American Fable is ambitious, maybe too much so sometimes, but there's an intense pleasure in the boldness of the film's style.
Robert Altman's "Nashville," which was the best American movie since "Bonnie and Clyde," creates in the relationships of nearly two dozen characters a microcosm of who we were and what we were up to in the 1970s. It's a film about the losers and the winners, the drifters and the stars in Nashville, and the most complete expression yet of not only the genius but also the humanity of Altman, who sees people with his camera in such a way as to enlarge our own experience. Sure, it's only a movie. But after I saw it I felt more alive, I felt I understood more about people, I felt somehow wiser. It's that good a movie.
The movie doesn't have a star. It does not, indeed, even have a lead role.

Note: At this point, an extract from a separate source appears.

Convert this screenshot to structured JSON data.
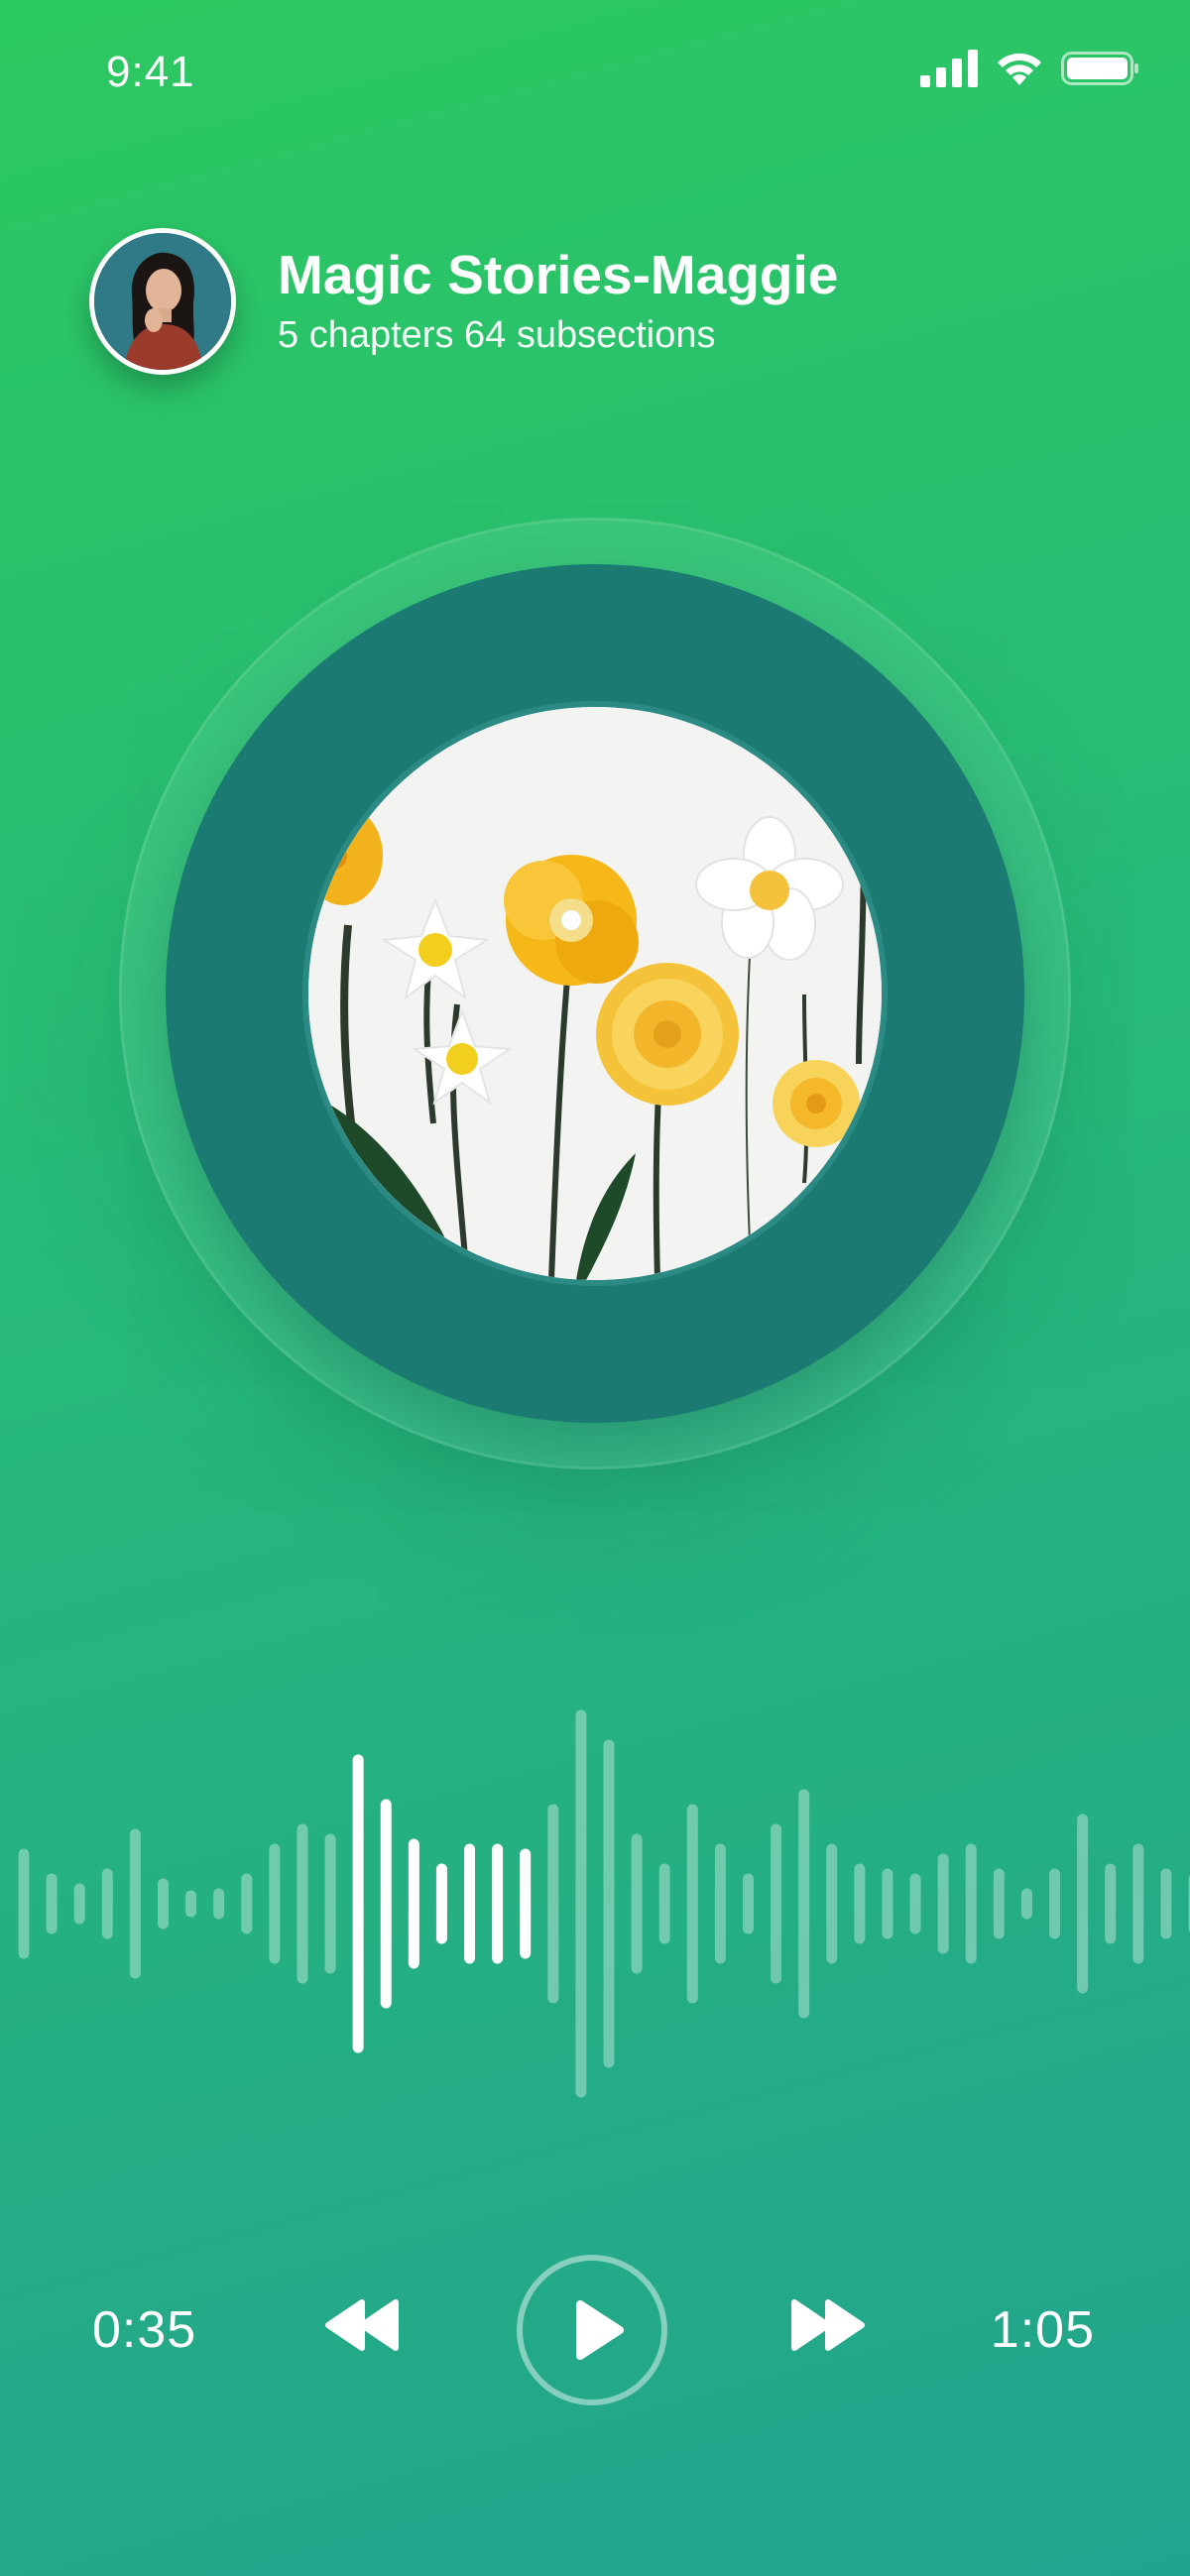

Instead, Altman creates a world, a community in which some people know each other and others don't, in which people are likely to meet before they understand the ways in which their lives are related. And he does it all so easily, or seems to, that watching "Nashville" is as easy as breathing and as hard to stop. Altman is the best natural filmmaker since Fellini.
One of the funny things about "Nashville" is that most of the characters never have entrances. They're just sort of there. At times, we're watching an important character and don't even know, yet, why he's important, but Altman's storytelling is so clear in his own mind, his mastery of this complex wealth of material is so complete, that we're never for a moment confused or even curious. We feel secure in his hands, and apart from anything else, "Nashville" is a virtuoso display of narrative mastery.
It concerns several days and nights in the lives of a very mixed bag of Nashville locals and visitors, all of whom, like the city itself, are obsessed with country music. Tennessee is in the midst of a presidential primary, and all over Nashville, there are the posters and sound trucks of a quasi-populist candidate, Hal Philip Walker, who seems like a cross between George Wallace and George McGovern. We never meet Walker, but we meet both his local organizer and a John Lindsay-type PR man. They're trying to round up country-western talent for a big benefit, and their efforts provide a thread around which some of the story is loosely wound.